I started off with the title of “nutrition” for this blog post, but decided to change it.
Nutrition for sports and indeed health in general has become an absolute minefield in recent years. Conflicting information abounds on what we should be putting into our bodies to elicit peak performance. While massive amounts of time, energy and money have been spent on identifying the best approach to nutrition a consensus has yet to be reached except in the broadest terms. Coupled with the fact that diet is one of the major factors that impact body image, nutrition is an emotive topic with few concrete answers.
But lucky for me, we can ignore most of that when I am talking about what to pack for outdoors food. Because rather than macro-nutrients, micro-nutrients and meal plans, we are simply concerned about fuel for the body. So rather than weighing up the relative merits of plant-based, paleo, and low-carb diets, we are interested in just a few simple factors:
-Calorie content – lots of accessible calories
-Size/transportability – small, light, robust
-Convenience – no preparation/clean up
Yeah, but why should I care?
As I covered before, in exercise taking place over a period of hours, athletes produce energy via two mechanisms: fat metabolism (the aerobic system) and glycosis (the anaerobic system). Fat metabolism uses fat as a fuel. Body fat is plentiful and calorifically dense, which makes it an excellent fuel source. However, fat metabolism only powers “low intensity” exercise, so the faster/harder you are going, the more energy your anaerobic system will have provide. The anaerobic system uses glycogen as a fuel. Compared to fat, which is effectively limitless in supply in this context, the body can only store a limited supply of glycogen. A run, cycle, cross-country ski or similar session of several hours will easily deplete this store.
When your supply of glycogen is gone, you experience you experience something called “the bonk” and have two options: slow right down to an intensity that your aerobic system can cover 100% or consume accessible carbohydrates.

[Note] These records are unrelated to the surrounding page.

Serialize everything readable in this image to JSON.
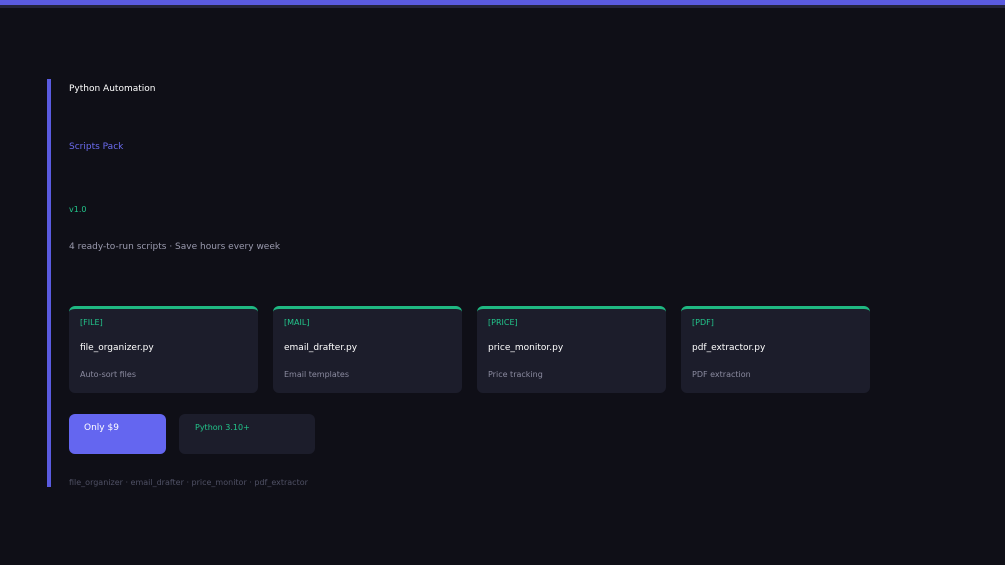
{
  "header": {
    "title": "Python Automation",
    "subtitle": "Scripts Pack",
    "version": "v1.0",
    "tagline": "4 ready-to-run scripts · Save hours every week"
  },
  "cards": [
    {
      "tag": "[FILE]",
      "name": "file_organizer.py",
      "desc": "Auto-sort files"
    },
    {
      "tag": "[MAIL]",
      "name": "email_drafter.py",
      "desc": "Email templates"
    },
    {
      "tag": "[PRICE]",
      "name": "price_monitor.py",
      "desc": "Price tracking"
    },
    {
      "tag": "[PDF]",
      "name": "pdf_extractor.py",
      "desc": "PDF extraction"
    }
  ],
  "cta": {
    "price_label": "Only $9",
    "python_label": "Python 3.10+"
  },
  "footer": {
    "text": "file_organizer · email_drafter · price_monitor · pdf_extractor"
  },
  "colors": {
    "background": "#0f0f17",
    "accent": "#5a5be0",
    "green": "#22c58b",
    "card": "#1c1d2b"
  }
}
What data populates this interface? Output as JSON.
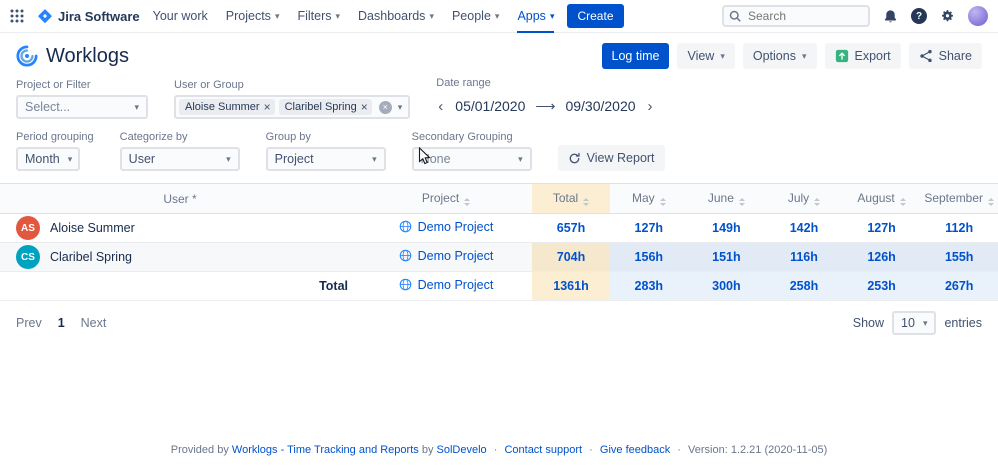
{
  "topnav": {
    "brand": "Jira Software",
    "items": [
      {
        "label": "Your work"
      },
      {
        "label": "Projects"
      },
      {
        "label": "Filters"
      },
      {
        "label": "Dashboards"
      },
      {
        "label": "People"
      },
      {
        "label": "Apps"
      }
    ],
    "create_label": "Create",
    "search": {
      "placeholder": "Search"
    }
  },
  "header": {
    "title": "Worklogs",
    "buttons": {
      "log_time": "Log time",
      "view": "View",
      "options": "Options",
      "export": "Export",
      "share": "Share"
    }
  },
  "filters": {
    "project_or_filter": {
      "label": "Project or Filter",
      "placeholder": "Select..."
    },
    "user_or_group": {
      "label": "User or Group",
      "tags": [
        {
          "label": "Aloise Summer"
        },
        {
          "label": "Claribel Spring"
        }
      ]
    },
    "date_range": {
      "label": "Date range",
      "start": "05/01/2020",
      "end": "09/30/2020"
    },
    "period_grouping": {
      "label": "Period grouping",
      "value": "Month"
    },
    "categorize_by": {
      "label": "Categorize by",
      "value": "User"
    },
    "group_by": {
      "label": "Group by",
      "value": "Project"
    },
    "secondary_grouping": {
      "label": "Secondary Grouping",
      "value": "None"
    },
    "view_report_label": "View Report"
  },
  "table": {
    "header": {
      "user": "User",
      "user_marker": "*",
      "project": "Project",
      "total": "Total",
      "months": [
        "May",
        "June",
        "July",
        "August",
        "September"
      ]
    },
    "rows": [
      {
        "initials": "AS",
        "avatar_color": "#E2583E",
        "user": "Aloise Summer",
        "project": "Demo Project",
        "total": "657h",
        "months": [
          "127h",
          "149h",
          "142h",
          "127h",
          "112h"
        ]
      },
      {
        "initials": "CS",
        "avatar_color": "#00A3BF",
        "user": "Claribel Spring",
        "project": "Demo Project",
        "total": "704h",
        "months": [
          "156h",
          "151h",
          "116h",
          "126h",
          "155h"
        ]
      }
    ],
    "total_row": {
      "label": "Total",
      "project": "Demo Project",
      "total": "1361h",
      "months": [
        "283h",
        "300h",
        "258h",
        "253h",
        "267h"
      ]
    }
  },
  "pagination": {
    "prev": "Prev",
    "current_page": "1",
    "next": "Next",
    "show": "Show",
    "page_size": "10",
    "entries": "entries"
  },
  "footer": {
    "provided_by": "Provided by",
    "worklogs_link": "Worklogs - Time Tracking and Reports",
    "by": "by",
    "vendor_link": "SolDevelo",
    "contact_link": "Contact support",
    "feedback_link": "Give feedback",
    "version": "Version: 1.2.21 (2020-11-05)"
  },
  "colors": {
    "brand_blue": "#0052CC",
    "total_column_bg": "#FBEED3",
    "month_column_bg": "#E9F1FA",
    "avatar_aloise": "#E2583E",
    "avatar_claribel": "#00A3BF",
    "export_icon_green": "#36B37E"
  }
}
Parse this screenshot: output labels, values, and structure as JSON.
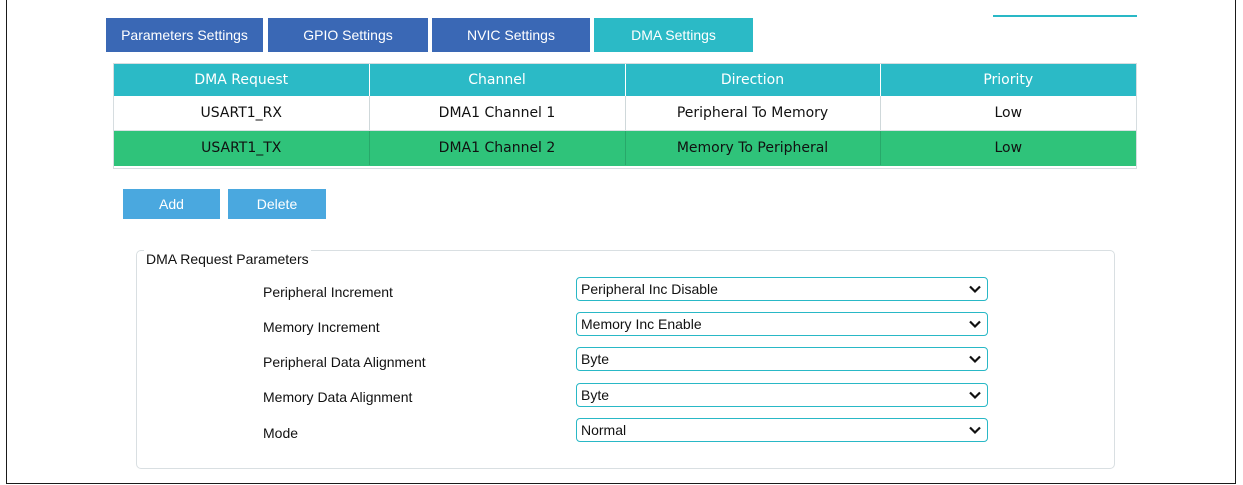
{
  "tabs": [
    {
      "label": "Parameters Settings",
      "active": false
    },
    {
      "label": "GPIO Settings",
      "active": false
    },
    {
      "label": "NVIC Settings",
      "active": false
    },
    {
      "label": "DMA Settings",
      "active": true
    }
  ],
  "table": {
    "columns": [
      "DMA Request",
      "Channel",
      "Direction",
      "Priority"
    ],
    "rows": [
      [
        "USART1_RX",
        "DMA1 Channel 1",
        "Peripheral To Memory",
        "Low"
      ],
      [
        "USART1_TX",
        "DMA1 Channel 2",
        "Memory To Peripheral",
        "Low"
      ]
    ],
    "selected_row": 1
  },
  "buttons": {
    "add": "Add",
    "delete": "Delete"
  },
  "params": {
    "group_title": "DMA Request Parameters",
    "fields": [
      {
        "label": "Peripheral Increment",
        "value": "Peripheral Inc Disable"
      },
      {
        "label": "Memory Increment",
        "value": "Memory Inc Enable"
      },
      {
        "label": "Peripheral Data Alignment",
        "value": "Byte"
      },
      {
        "label": "Memory Data Alignment",
        "value": "Byte"
      },
      {
        "label": "Mode",
        "value": "Normal"
      }
    ]
  },
  "colors": {
    "tab_inactive": "#3a68b5",
    "tab_active": "#2bbac6",
    "header": "#2bbac6",
    "selected_row": "#2fc37a",
    "button": "#4aa8df"
  },
  "icons": {
    "dropdown": "chevron-down-icon"
  }
}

“The Bonk” aka “Hitting the Wall”
Lots of people call it “hitting the wall”, but I prefer “the bonk” or “bonking,” because it makes me snigger like a teenager. It is quite an experience. Coming on fast, your brain and body feel like shutting down and you have almost no energy to continue moving. Motivation plummets. Muscle power drops by about 20% and coordination suffers. In my case, I tend to start swearing under my breath, but your method of enjoying the experience may differ. In short, it is quite unpleasant, seriously hampers performance, and is definitely something to be avoided.
The simplest way to prevent The Bonk is through consumption of simple carbohydrates – or sugars. Yup, even though sugar has recently come to be viewed with the same level of distrust reserved for hard drugs, it still has its place as a fuel for endurance athletes.
You can get your sugars from sports drinks, candies, fruits, or whatever you choose. But it’s important to consider just how many calories you need. Running, for example, expends 100 to 250 calories an hour. Depending how hard you are pushing it the majority of this will probably come from glycogen rather than body fat. In terms of fresh fruit alone, 250 calories equates to 2-5 apples or about 1-3 bananas, which means sourcing your calories from fruit would not be practical for a long run. Unless you happen to be running through an orchard. But even then, you have to consider what volume of food your stomach can handle during intense exercise. Accordingly, serious endurance athletes generally use a reconstituted sports drink (such as tailwind), or energy gels.
To tell the truth, energy gels are fairly nasty and I dislike them. But they work. Essentially, they are a sugar syrup mixed with a few other choice nutrients. They are designed to absorb quickly into the blood stream and raise blood sugars. Some also contain caffeine for an extra performance kick. The most popular brand by far is GU, but Clif also make them and there are many other smaller brands out there, each with its own angle on the concept of accessible calorie intake on the go.
One caveat though, some people find these gels can cause GI issues, so as with anything you take on your outdoors adventures, be sure to test them first before relying on them.
Yeah, but I’m not an endurance athlete; seriously, why should I care?
If you are hiking or taking it slow, then you can pack a picnic and enjoy a much more wholesome method of fueling your body. But even so, it is still good practice to carry a gel or other source of simple carbohydrate. Think of it as a piece of your emergency kit. If something happens and you are out much longer than expected, an energy boost could make a big difference. Really, you don’t want to be worrying about running out of energy if you are already in a difficult situation. Also, if you ever come across a diabetic suffering from hypoglycemia, administration of some simple carbohydrates will resolve the situation almost instantaneously.
Pack some simple carbs with you when you go. This can just be some candies, but sports gels offer a more complete – but less delicious – solution.
So do you use energy gels/chews, sports drinks or other form of sports nutrition? What is your go-to brand and why? Do you find some particularly more palatable than others? Let me know in the comments below!
5 Essential Items for Outdoor Sports
Enter your name and email to receive the kit list.